The National Association of College Admission Counseling – NACAC recently published their “2009 State of College Admissions Report”. Although reporting that college admission trends are relatively steady, there are many implications to newfound increased application numbers as well as the impact our economy has had in the industry. Some of the statistics reported include the following:
1- The average acceptance rate at four-year colleges has declined from 71.3% in 2001 to 66.8%. This means that overall it is getting more competitive to gain admission to four-year colleges. We have suspected this for a while, upon seeing how worthy students sometimes struggle to get accepted at colleges and universities all over the U.S. Reports have come to us that universities which were originally not too competitive admissions-wise, have become more so. We are talking about Florida International University and the University of Central Florida, for example, schools that in the last few years have become more selective in their admissions.
How do we prepare to enhance our chances to gain admissions? #1 and foremost – become a great student while enduring a demanding high school curriculum. Grades are very important in the admissions process. We find that sometimes, schools are not willing to look at a candidate if the grades are not where they expect them to be.
However, just being a good student is not enough – we need to become good in tough courses. The U.S. high school curriculum allows for many elective courses and some students believe this is a license to take easy courses and get by. This bargain does not pay, as taking easy courses will disable these students from becoming outstanding candidates – colleges know what students are thinking, this decision will not go unpunished. Aside from this, the student relinquishes their chance to learn a topic that will provide an important academic base to succeed at college.
2- 60% of high school counselors report an increase in the number of student planning to enroll in public as opposed to private colleges. This also means more competition for students aiming public schools. This posses yet another problem – if public school admissions become more competitive, we need to prepare to be able to fund private schooling. This measure serves the student that might not be able to directly enter a public university or college, but wants to achieve an education.
There are many alternatives to public education, however, not many as affordable. We must be conscious in that a student might not be admitted to a top public school, but yet admitted to a top private school. Do we want to support them in taking advantage of this opportunity? Most surely. However, if the funding is not there, it will be merely impossible between subsidizing high education costs and not having taken this thought process under consideration. Families will benefit from early planning especially in this situation, allowing students to have open doors to various alternatives, as opposed to just one.
Another good alternative, sometimes even great, in the case of an unprepared student who is not accepted into the public school of their choice is Community College. Miami Dade College, for example, provides an outstanding educational opportunity to many not able to subsidize high education costs. Being able to complete an Associate’s Degree at MDC makes transferring to a top school easier. In this way, the student will end up receiving their Bachelor’s from a top public university, at a lower expense for the family.

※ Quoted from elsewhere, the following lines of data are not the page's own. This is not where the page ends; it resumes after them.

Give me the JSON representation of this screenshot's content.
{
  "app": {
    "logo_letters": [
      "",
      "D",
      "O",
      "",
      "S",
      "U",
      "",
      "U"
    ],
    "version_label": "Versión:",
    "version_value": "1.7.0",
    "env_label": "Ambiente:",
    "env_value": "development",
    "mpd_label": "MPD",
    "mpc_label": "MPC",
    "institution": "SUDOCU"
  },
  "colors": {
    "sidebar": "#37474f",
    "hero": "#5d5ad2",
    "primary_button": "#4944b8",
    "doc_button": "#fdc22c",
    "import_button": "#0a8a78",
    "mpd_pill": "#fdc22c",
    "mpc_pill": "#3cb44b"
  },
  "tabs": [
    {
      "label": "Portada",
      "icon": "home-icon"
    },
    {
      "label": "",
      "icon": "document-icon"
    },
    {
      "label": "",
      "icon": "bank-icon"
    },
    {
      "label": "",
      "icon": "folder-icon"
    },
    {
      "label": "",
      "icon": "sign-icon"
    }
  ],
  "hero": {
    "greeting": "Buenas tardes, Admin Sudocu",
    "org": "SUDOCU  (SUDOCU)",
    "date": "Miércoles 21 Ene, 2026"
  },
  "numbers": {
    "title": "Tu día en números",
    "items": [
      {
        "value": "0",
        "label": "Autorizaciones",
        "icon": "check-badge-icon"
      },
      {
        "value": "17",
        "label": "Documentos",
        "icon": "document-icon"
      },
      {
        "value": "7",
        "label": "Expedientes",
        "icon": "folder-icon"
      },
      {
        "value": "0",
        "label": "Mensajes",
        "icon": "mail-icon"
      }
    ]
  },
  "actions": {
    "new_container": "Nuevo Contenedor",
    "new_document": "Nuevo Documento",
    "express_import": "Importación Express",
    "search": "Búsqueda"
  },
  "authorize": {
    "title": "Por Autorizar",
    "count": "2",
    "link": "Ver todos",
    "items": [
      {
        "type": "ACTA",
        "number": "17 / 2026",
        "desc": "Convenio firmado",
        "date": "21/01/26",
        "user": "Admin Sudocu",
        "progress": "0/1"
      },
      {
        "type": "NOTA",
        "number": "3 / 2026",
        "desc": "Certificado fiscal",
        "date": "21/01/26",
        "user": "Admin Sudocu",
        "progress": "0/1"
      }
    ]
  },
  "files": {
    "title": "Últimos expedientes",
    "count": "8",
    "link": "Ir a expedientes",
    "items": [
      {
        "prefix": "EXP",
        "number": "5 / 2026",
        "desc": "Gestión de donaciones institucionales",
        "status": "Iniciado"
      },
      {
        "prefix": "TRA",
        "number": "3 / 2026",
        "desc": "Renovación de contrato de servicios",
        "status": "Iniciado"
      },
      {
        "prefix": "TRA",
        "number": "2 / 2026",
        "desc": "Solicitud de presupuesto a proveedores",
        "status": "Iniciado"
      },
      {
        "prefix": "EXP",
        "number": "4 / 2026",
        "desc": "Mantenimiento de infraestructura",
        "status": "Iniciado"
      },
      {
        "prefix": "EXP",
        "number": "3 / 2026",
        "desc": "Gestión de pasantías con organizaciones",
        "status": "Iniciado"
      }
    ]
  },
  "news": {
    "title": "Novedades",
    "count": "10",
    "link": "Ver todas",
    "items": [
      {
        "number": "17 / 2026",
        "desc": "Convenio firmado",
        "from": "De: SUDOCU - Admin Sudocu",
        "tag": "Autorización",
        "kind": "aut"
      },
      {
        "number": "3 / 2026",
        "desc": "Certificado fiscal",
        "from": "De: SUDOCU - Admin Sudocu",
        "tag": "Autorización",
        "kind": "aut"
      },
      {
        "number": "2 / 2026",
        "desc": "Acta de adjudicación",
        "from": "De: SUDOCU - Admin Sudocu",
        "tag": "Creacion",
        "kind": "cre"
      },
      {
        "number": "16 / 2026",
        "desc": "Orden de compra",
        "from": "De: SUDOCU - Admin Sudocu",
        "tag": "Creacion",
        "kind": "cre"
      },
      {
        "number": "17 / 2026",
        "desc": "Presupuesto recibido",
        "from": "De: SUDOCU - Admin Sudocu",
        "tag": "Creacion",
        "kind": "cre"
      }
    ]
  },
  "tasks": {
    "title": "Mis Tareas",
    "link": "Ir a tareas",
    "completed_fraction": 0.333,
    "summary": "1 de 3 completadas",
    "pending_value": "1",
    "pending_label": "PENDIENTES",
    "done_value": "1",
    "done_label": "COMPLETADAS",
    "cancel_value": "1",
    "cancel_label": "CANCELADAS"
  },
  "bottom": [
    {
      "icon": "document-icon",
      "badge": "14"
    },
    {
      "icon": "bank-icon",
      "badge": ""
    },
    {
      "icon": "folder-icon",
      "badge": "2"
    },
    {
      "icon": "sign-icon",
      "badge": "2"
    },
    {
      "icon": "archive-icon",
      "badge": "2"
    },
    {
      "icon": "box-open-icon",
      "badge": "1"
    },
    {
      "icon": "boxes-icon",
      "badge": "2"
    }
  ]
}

The new data provides opportunity for thought and analysis of what we expect will happen in the future. We can draw many conclusions, but the one most valuable is: early preparation and planning is invaluable in the college admissions process. With this in mind and at task, the student and family will get closer to all educational goals.